At the same time in Thailand, breeding had dwindled. A statement written by Mrs. Stephen Dobrenchuk to a diplomat in Thailand in the 1950s reports that purebred Siamese cats were bred only by a few wealthy matrons.
Whether modern or traditional, we find Siamese are usually very loving, loyal, intuitive, demanding and social, and intelligent. They are very playful, entertaining themselves for hours, and they never tire of playing, no matter how old they are.
They are very talkative and let you know when there is something they want.
The Siamese, like the other breeds in its group, is a long elegant cat with
- A long tubular body
- Long well-angulated legs
- Long tapering tail
- Long triangular head
- Huge triangular ears
- Nothing about the Siamese is round. It is all angular
- Its coat is very short, glossy and sleek, and lies close to the body with a very fine texture
- Its medium-large expressive almond eyes in a deep rich blue color, set in an oriental slant are like no other breed of cat. It’s one of the features that make the Siamese so stunning and popular with the masses

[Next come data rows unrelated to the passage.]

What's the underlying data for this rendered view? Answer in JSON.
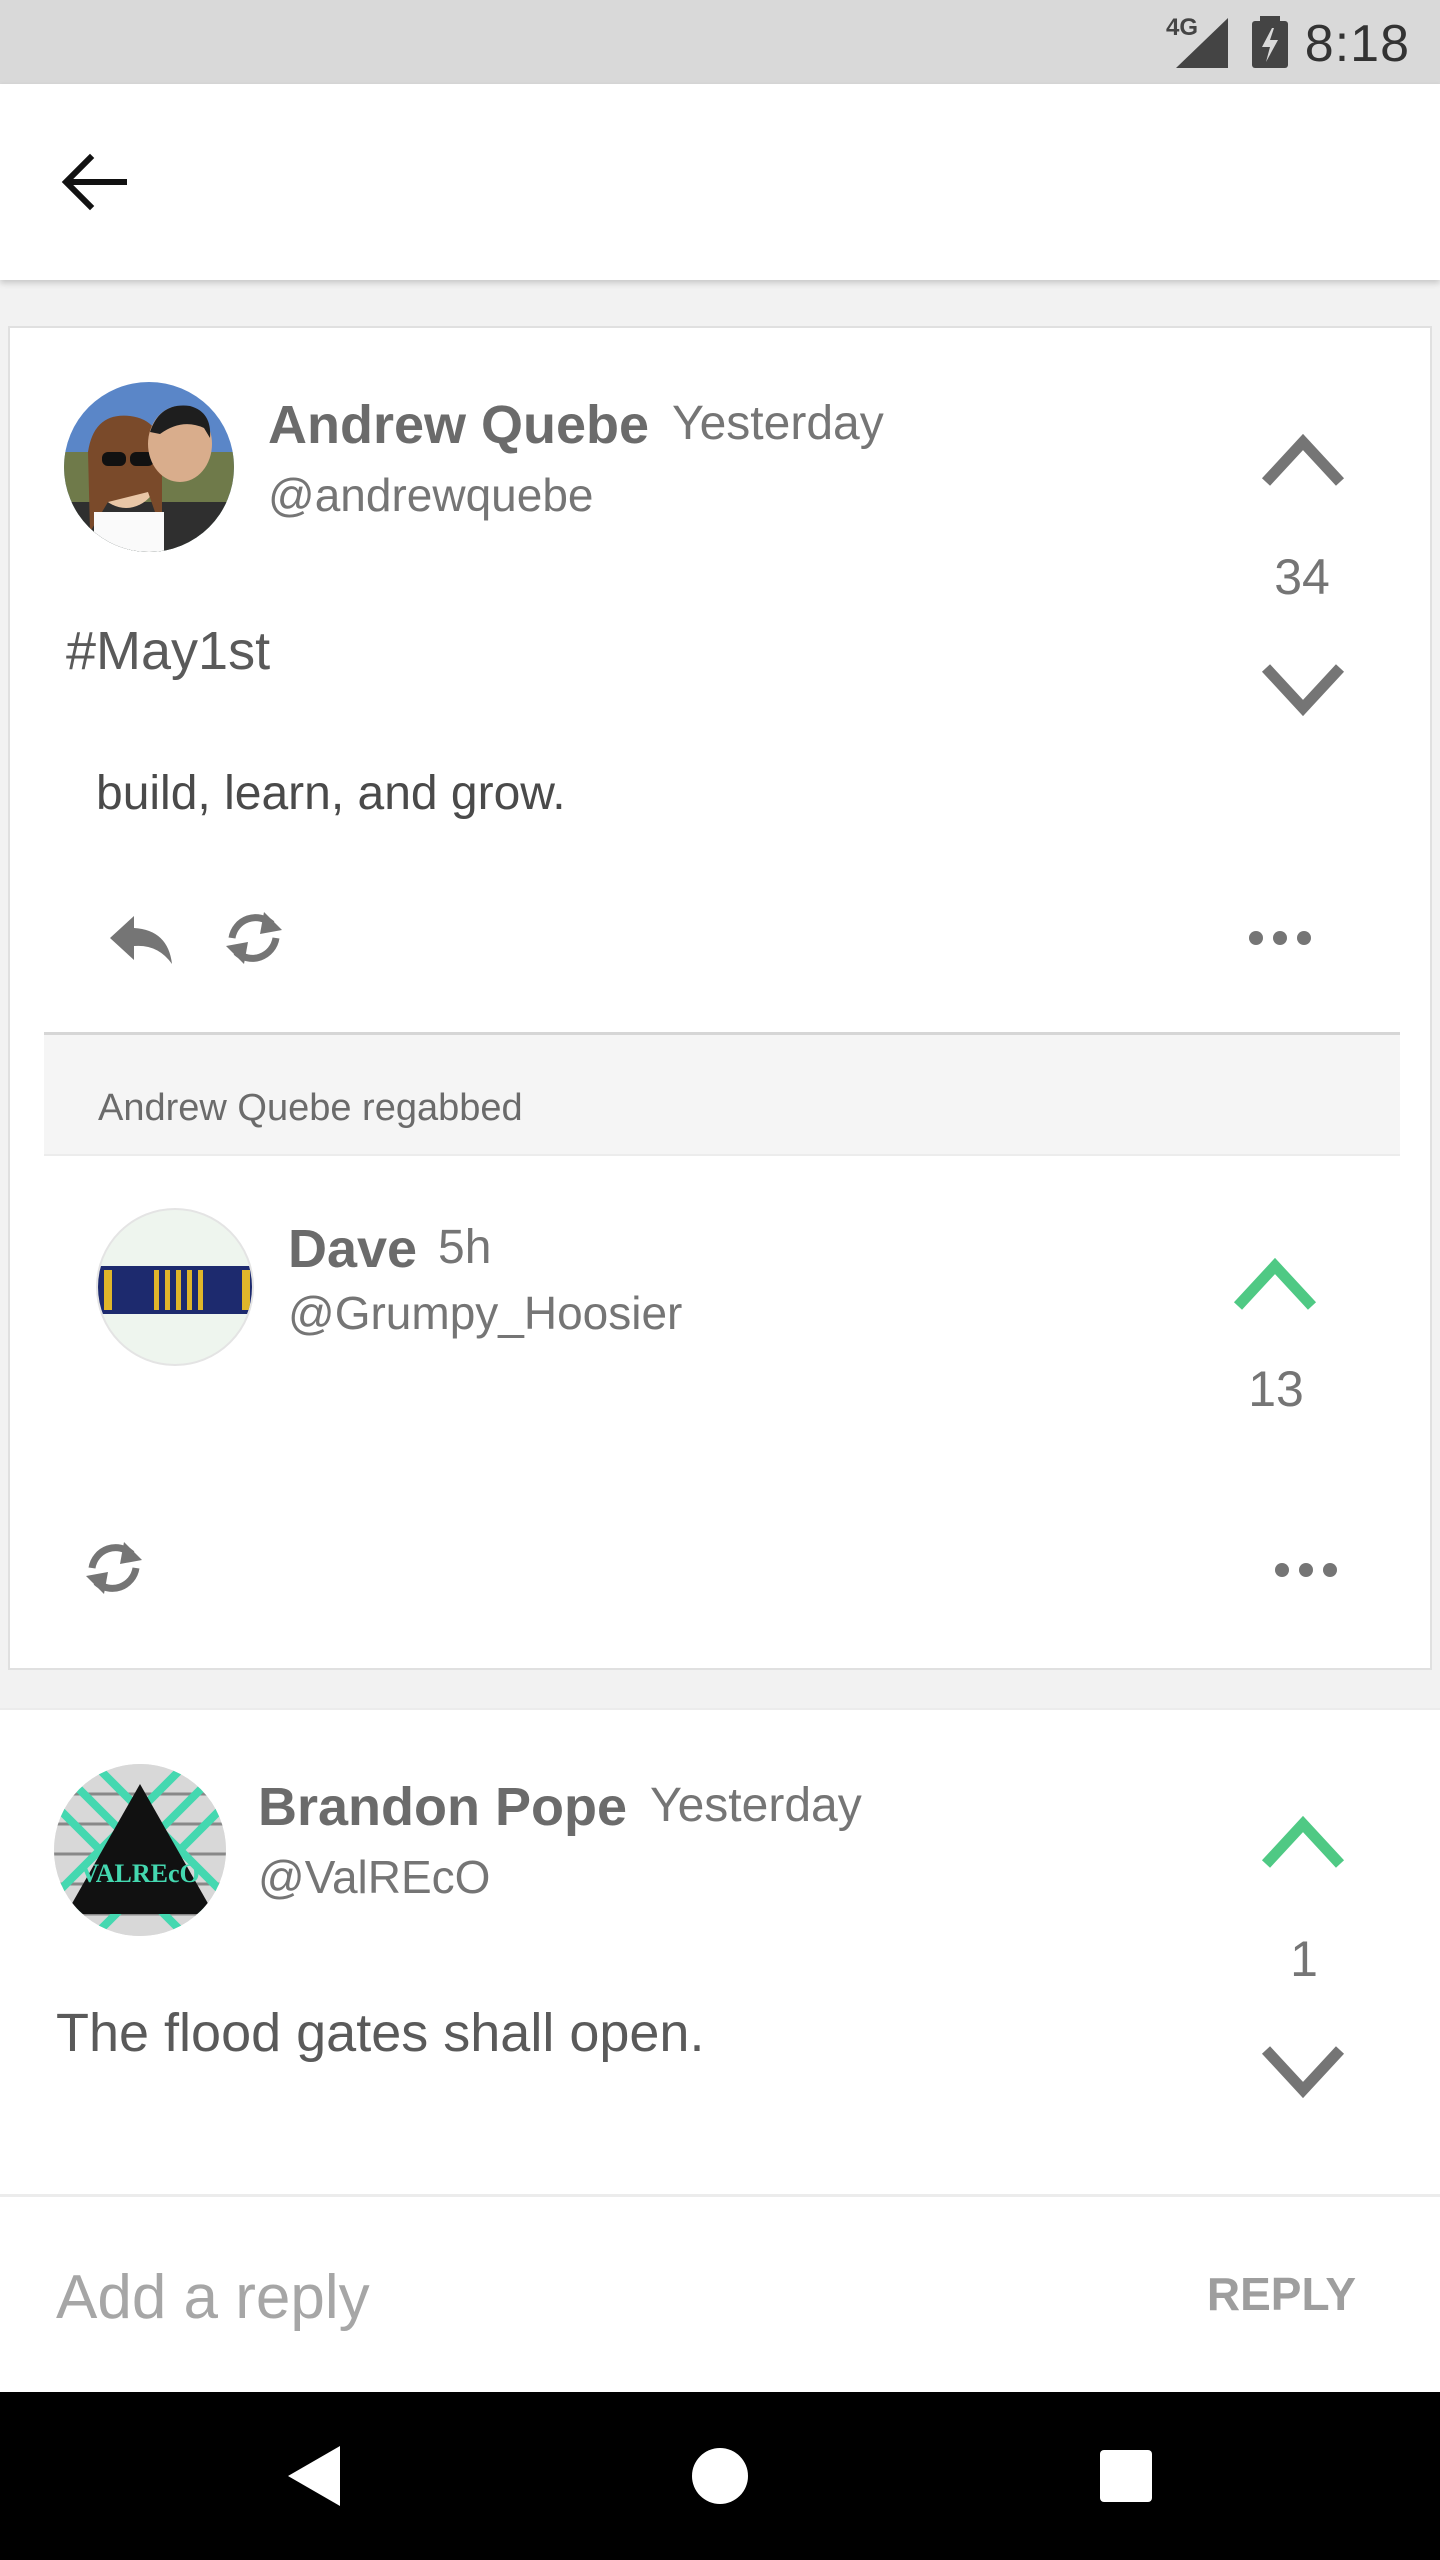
{
  "status_bar": {
    "time": "8:18",
    "network": "4G"
  },
  "main_post": {
    "name": "Andrew Quebe",
    "time": "Yesterday",
    "handle": "@andrewquebe",
    "text": "#May1st",
    "score": "34",
    "quoted_text": "build, learn, and grow."
  },
  "regab": {
    "label": "Andrew Quebe regabbed",
    "name": "Dave",
    "time": "5h",
    "handle": "@Grumpy_Hoosier",
    "score": "13"
  },
  "reply_post": {
    "name": "Brandon Pope",
    "time": "Yesterday",
    "handle": "@ValREcO",
    "text": "The flood gates shall open.",
    "score": "1",
    "avatar_text": "VALREcO"
  },
  "reply_bar": {
    "placeholder": "Add a reply",
    "button": "REPLY"
  },
  "colors": {
    "upvote_active": "#4fc984",
    "icon_grey": "#757575"
  }
}
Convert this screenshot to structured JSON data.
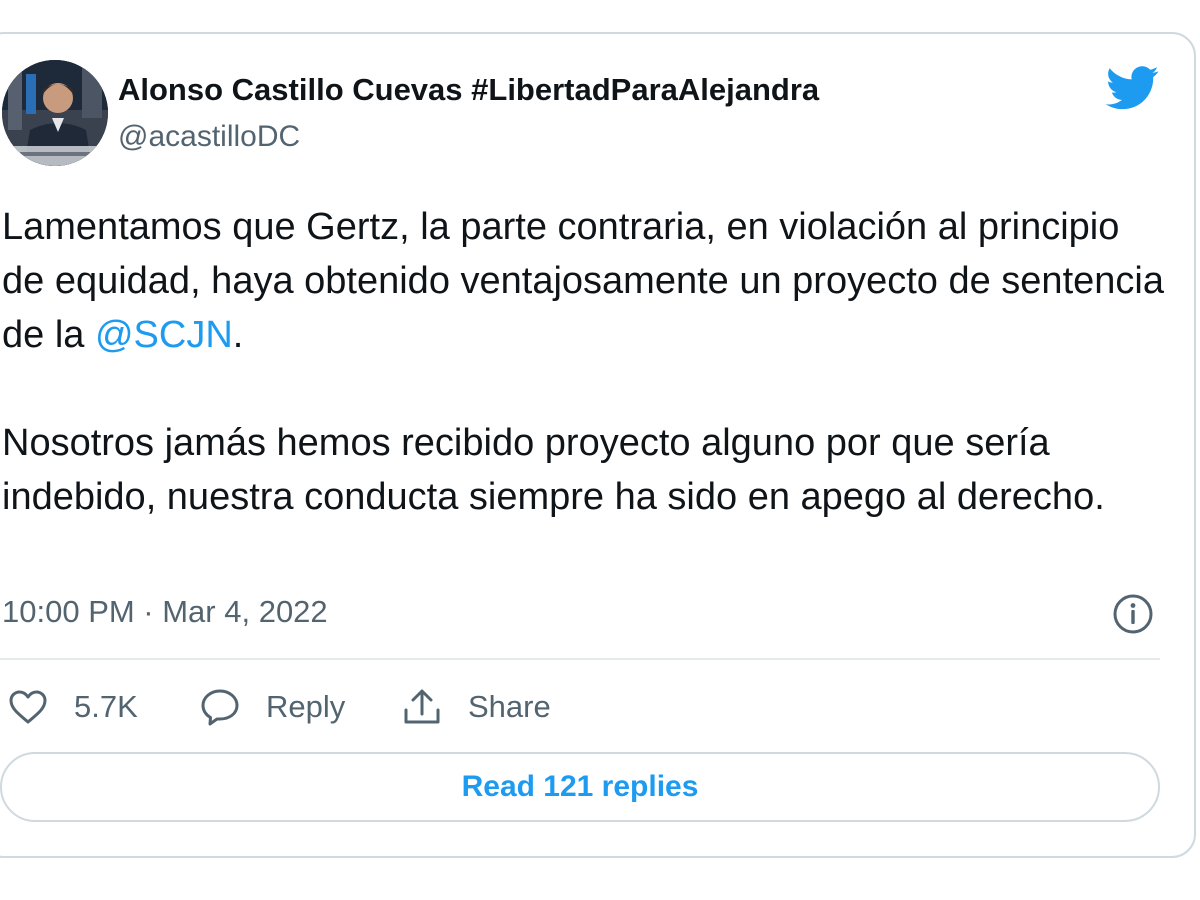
{
  "author": {
    "display_name": "Alonso Castillo Cuevas #LibertadParaAlejandra",
    "handle": "@acastilloDC"
  },
  "tweet": {
    "paragraph1_part1": "Lamentamos que Gertz, la parte contraria, en violación al principio de equidad, haya obtenido ventajosamente un proyecto de sentencia de la ",
    "paragraph1_mention": "@SCJN",
    "paragraph1_part2": ".",
    "paragraph2": "Nosotros jamás hemos recibido proyecto alguno por que sería indebido, nuestra conducta siempre ha sido en apego al derecho.",
    "timestamp": "10:00 PM · Mar 4, 2022"
  },
  "actions": {
    "like_count": "5.7K",
    "reply_label": "Reply",
    "share_label": "Share"
  },
  "read_replies_label": "Read 121 replies",
  "icons": {
    "brand": "twitter-bird-icon",
    "info": "info-icon",
    "like": "heart-icon",
    "reply": "speech-bubble-icon",
    "share": "share-icon"
  },
  "colors": {
    "accent": "#1d9bf0",
    "text_primary": "#0f1419",
    "text_secondary": "#536471",
    "border": "#cfd9de"
  }
}
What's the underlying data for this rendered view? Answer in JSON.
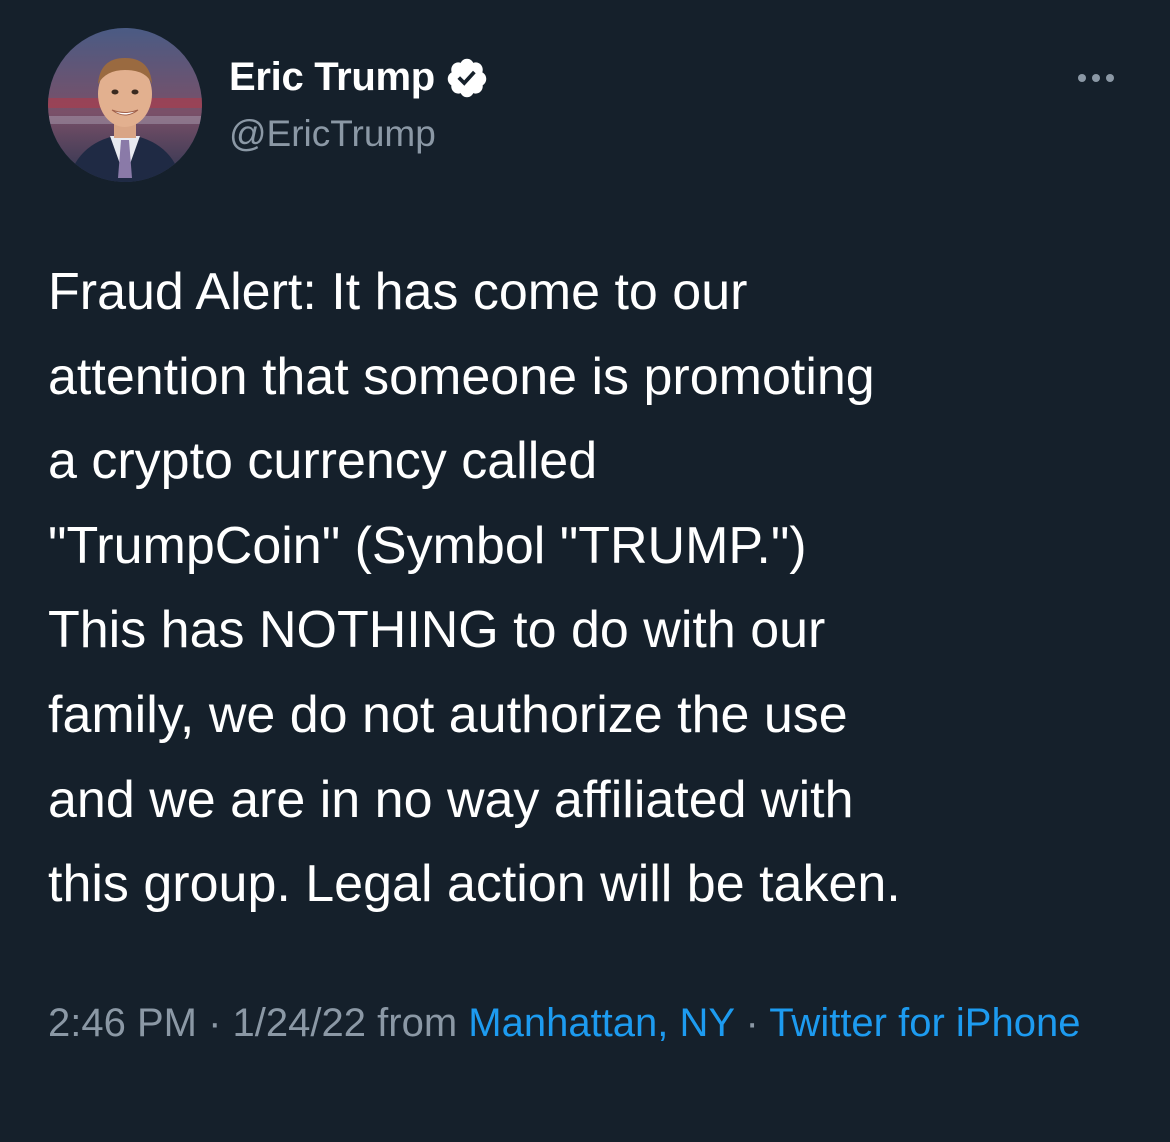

- The almond shape gives the “oriental” appearance to the face
- The contrast between the point color – the color of the ears, mask, legs, and tail – and the paler body color makes for a very striking and attention-getting pattern
- Together with the long tapering lines, svelte and lithe body, solid weight without bulk, and refined boning, the Siamese is indeed a work of art
Is the Siamese one of your favorite cats? It sure is one of mine, as my Linus is just the most handsome, loving cat there is. He’s full of personality, and well, he knows he’s worshiped by his human. Weigh in with your thoughts and comments. To keep abreast of the latest Paws blog post, sign up for our email list below and get your FREE Guide to Stop Your Cat from Destroying Your Sofa.